    Many of the available tickets for Thursday’s game were in the corners of the upper bowl, seats that carry a $96 price tag.

    The Senators sold out all three games in the opening round of the playoffs against Boston. Game 1 drew a crowd of 18,702, while 18,629 showed up for Game 2 and 19,209 were in the seats for Game 5.

    Attendance has been an issue in Ottawa — or, more specifically, suburban Kanata — all season, to the point owner Eugene Melnyk expressed great frustration with the lack of sellouts at Canadian Tire Centre.

    Poor attendance also led to friction behind the scenes. At least, it sure sounded that way in the lawsuit that was filed against the team by its former chief marketing officer.

    Poor attendance is why the Sens are trying to get a new downtown arena built. They believe that a more central location is the key to bigger crowds.
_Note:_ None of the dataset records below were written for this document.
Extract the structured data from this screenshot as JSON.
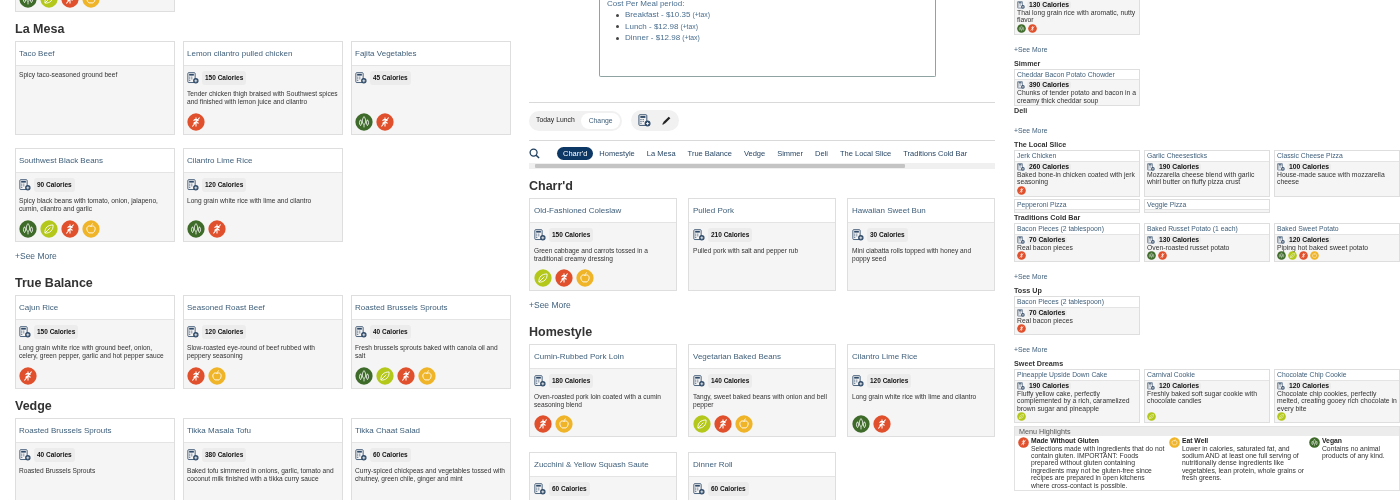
{
  "left_panel": {
    "sections": [
      {
        "items": [
          {
            "badges": [
              {
                "kind": "vegan"
              },
              {
                "kind": "vegetarian"
              },
              {
                "kind": "gluten"
              },
              {
                "kind": "eatwell"
              }
            ]
          }
        ]
      },
      {
        "title": "La Mesa",
        "see_more": "+See More",
        "items": [
          {
            "name": "Taco Beef",
            "description": "Spicy taco-seasoned ground beef"
          },
          {
            "name": "Lemon cilantro pulled chicken",
            "calories": "150 Calories",
            "description": "Tender chicken thigh braised with Southwest spices and finished with lemon juice and cilantro",
            "badges": [
              {
                "kind": "gluten"
              }
            ]
          },
          {
            "name": "Fajita Vegetables",
            "calories": "45 Calories",
            "badges": [
              {
                "kind": "vegan"
              },
              {
                "kind": "gluten"
              }
            ]
          },
          {
            "name": "Southwest Black Beans",
            "calories": "90 Calories",
            "description": "Spicy black beans with tomato, onion, jalapeno, cumin, cilantro and garlic",
            "badges": [
              {
                "kind": "vegan"
              },
              {
                "kind": "vegetarian"
              },
              {
                "kind": "gluten"
              },
              {
                "kind": "eatwell"
              }
            ]
          },
          {
            "name": "Cilantro Lime Rice",
            "calories": "120 Calories",
            "description": "Long grain white rice with lime and cilantro",
            "badges": [
              {
                "kind": "vegan"
              },
              {
                "kind": "gluten"
              }
            ]
          }
        ]
      },
      {
        "title": "True Balance",
        "items": [
          {
            "name": "Cajun Rice",
            "calories": "150 Calories",
            "description": "Long grain white rice with ground beef, onion, celery, green pepper, garlic and hot pepper sauce",
            "badges": [
              {
                "kind": "gluten"
              }
            ]
          },
          {
            "name": "Seasoned Roast Beef",
            "calories": "120 Calories",
            "description": "Slow-roasted eye-round of beef rubbed with peppery seasoning",
            "badges": [
              {
                "kind": "gluten"
              },
              {
                "kind": "eatwell"
              }
            ]
          },
          {
            "name": "Roasted Brussels Sprouts",
            "calories": "40 Calories",
            "description": "Fresh brussels sprouts baked with canola oil and salt",
            "badges": [
              {
                "kind": "vegan"
              },
              {
                "kind": "vegetarian"
              },
              {
                "kind": "gluten"
              },
              {
                "kind": "eatwell"
              }
            ]
          }
        ]
      },
      {
        "title": "Vedge",
        "items": [
          {
            "name": "Roasted Brussels Sprouts",
            "calories": "40 Calories",
            "description": "Roasted Brussels Sprouts"
          },
          {
            "name": "Tikka Masala Tofu",
            "calories": "380 Calories",
            "description": "Baked tofu simmered in onions, garlic, tomato and coconut milk finished with a tikka curry sauce"
          },
          {
            "name": "Tikka Chaat Salad",
            "calories": "60 Calories",
            "description": "Curry-spiced chickpeas and vegetables tossed with chutney, green chile, ginger and mint"
          }
        ]
      }
    ]
  },
  "middle_panel": {
    "cost": {
      "heading": "Cost Per Meal period:",
      "items": [
        {
          "text": "Breakfast - $10.35",
          "note": "(+tax)"
        },
        {
          "text": "Lunch - $12.98",
          "note": "(+tax)"
        },
        {
          "text": "Dinner - $12.98",
          "note": "(+tax)"
        }
      ]
    },
    "toolbar": {
      "day": "Today",
      "meal": "Lunch",
      "change": "Change"
    },
    "tabs": [
      {
        "label": "Charr'd",
        "selected": true
      },
      {
        "label": "Homestyle",
        "selected": false
      },
      {
        "label": "La Mesa",
        "selected": false
      },
      {
        "label": "True Balance",
        "selected": false
      },
      {
        "label": "Vedge",
        "selected": false
      },
      {
        "label": "Simmer",
        "selected": false
      },
      {
        "label": "Deli",
        "selected": false
      },
      {
        "label": "The Local Slice",
        "selected": false
      },
      {
        "label": "Traditions Cold Bar",
        "selected": false
      }
    ],
    "sections": [
      {
        "title": "Charr'd",
        "see_more": "+See More",
        "items": [
          {
            "name": "Old-Fashioned Coleslaw",
            "calories": "150 Calories",
            "description": "Green cabbage and carrots tossed in a traditional creamy dressing",
            "badges": [
              {
                "kind": "vegetarian"
              },
              {
                "kind": "gluten"
              },
              {
                "kind": "eatwell"
              }
            ]
          },
          {
            "name": "Pulled Pork",
            "calories": "210 Calories",
            "description": "Pulled pork with salt and pepper rub"
          },
          {
            "name": "Hawaiian Sweet Bun",
            "calories": "30 Calories",
            "description": "Mini ciabatta rolls topped with honey and poppy seed"
          }
        ]
      },
      {
        "title": "Homestyle",
        "items": [
          {
            "name": "Cumin-Rubbed Pork Loin",
            "calories": "180 Calories",
            "description": "Oven-roasted pork loin coated with a cumin seasoning blend",
            "badges": [
              {
                "kind": "gluten"
              },
              {
                "kind": "eatwell"
              }
            ]
          },
          {
            "name": "Vegetarian Baked Beans",
            "calories": "140 Calories",
            "description": "Tangy, sweet baked beans with onion and bell pepper",
            "badges": [
              {
                "kind": "vegetarian"
              },
              {
                "kind": "gluten"
              },
              {
                "kind": "eatwell"
              }
            ]
          },
          {
            "name": "Cilantro Lime Rice",
            "calories": "120 Calories",
            "description": "Long grain white rice with lime and cilantro",
            "badges": [
              {
                "kind": "vegan"
              },
              {
                "kind": "gluten"
              }
            ]
          },
          {
            "name": "Zucchini & Yellow Squash Saute",
            "calories": "60 Calories"
          },
          {
            "name": "Dinner Roll",
            "calories": "60 Calories"
          }
        ]
      }
    ]
  },
  "right_panel": {
    "upper_sections": [
      {
        "see_more": "+See More",
        "items": [
          {
            "calories": "130 Calories",
            "description": "Thai long grain rice with aromatic, nutty flavor",
            "badges": [
              {
                "kind": "vegan"
              },
              {
                "kind": "gluten"
              }
            ]
          }
        ]
      },
      {
        "title": "Simmer",
        "items": [
          {
            "name": "Cheddar Bacon Potato Chowder",
            "calories": "390 Calories",
            "description": "Chunks of tender potato and bacon in a creamy thick cheddar soup"
          }
        ]
      },
      {
        "title": "Deli",
        "see_more": "+See More"
      },
      {
        "title": "The Local Slice",
        "items": [
          {
            "name": "Jerk Chicken",
            "calories": "260 Calories",
            "description": "Baked bone-in chicken coated with jerk seasoning",
            "badges": [
              {
                "kind": "gluten"
              }
            ]
          },
          {
            "name": "Garlic Cheesesticks",
            "calories": "190 Calories",
            "description": "Mozzarella cheese blend with garlic whirl butter on fluffy pizza crust"
          },
          {
            "name": "Classic Cheese Pizza",
            "calories": "100 Calories",
            "description": "House-made sauce with mozzarella cheese"
          },
          {
            "name": "Pepperoni Pizza"
          },
          {
            "name": "Veggie Pizza"
          }
        ]
      }
    ],
    "lower_sections": [
      {
        "title": "Traditions Cold Bar",
        "see_more": "+See More",
        "items": [
          {
            "name": "Bacon Pieces (2 tablespoon)",
            "calories": "70 Calories",
            "description": "Real bacon pieces",
            "badges": [
              {
                "kind": "gluten"
              }
            ]
          },
          {
            "name": "Baked Russet Potato (1 each)",
            "calories": "130 Calories",
            "description": "Oven-roasted russet potato",
            "badges": [
              {
                "kind": "vegan"
              },
              {
                "kind": "gluten"
              }
            ]
          },
          {
            "name": "Baked Sweet Potato",
            "calories": "120 Calories",
            "description": "Piping hot baked sweet potato",
            "badges": [
              {
                "kind": "vegan"
              },
              {
                "kind": "vegetarian"
              },
              {
                "kind": "gluten"
              },
              {
                "kind": "eatwell"
              }
            ]
          }
        ]
      },
      {
        "title": "Toss Up",
        "see_more": "+See More",
        "items": [
          {
            "name": "Bacon Pieces (2 tablespoon)",
            "calories": "70 Calories",
            "description": "Real bacon pieces",
            "badges": [
              {
                "kind": "gluten"
              }
            ]
          }
        ]
      },
      {
        "title": "Sweet Dreams",
        "items": [
          {
            "name": "Pineapple Upside Down Cake",
            "calories": "190 Calories",
            "description": "Fluffy yellow cake, perfectly complemented by a rich, caramelized brown sugar and pineapple",
            "badges": [
              {
                "kind": "vegetarian"
              }
            ]
          },
          {
            "name": "Carnival Cookie",
            "calories": "120 Calories",
            "description": "Freshly baked soft sugar cookie with chocolate candies",
            "badges": [
              {
                "kind": "vegetarian"
              }
            ]
          },
          {
            "name": "Chocolate Chip Cookie",
            "calories": "120 Calories",
            "description": "Chocolate chip cookies, perfectly melted, creating gooey rich chocolate in every bite",
            "badges": [
              {
                "kind": "vegetarian"
              }
            ]
          }
        ]
      }
    ],
    "highlights": {
      "title": "Menu Highlights",
      "items": [
        {
          "kind": "gluten",
          "title": "Made Without Gluten",
          "text": "Selections made with ingredients that do not contain gluten. IMPORTANT: Foods prepared without gluten containing ingredients may not be gluten-free since recipes are prepared in open kitchens where cross-contact is possible."
        },
        {
          "kind": "eatwell",
          "title": "Eat Well",
          "text": "Lower in calories, saturated fat, and sodium AND at least one full serving of nutritionally dense ingredients like vegetables, lean protein, whole grains or fresh greens."
        },
        {
          "kind": "vegan",
          "title": "Vegan",
          "text": "Contains no animal products of any kind."
        }
      ]
    }
  }
}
    But regardless of the arena’s location, it won’t be a good look if there are empty seats tonight. This is the playoffs, and the Senators are one of eight remaining teams in the hunt for the Stanley Cup. The building should be full.

    Related: Melnyk thinks Sens can make deep playoff run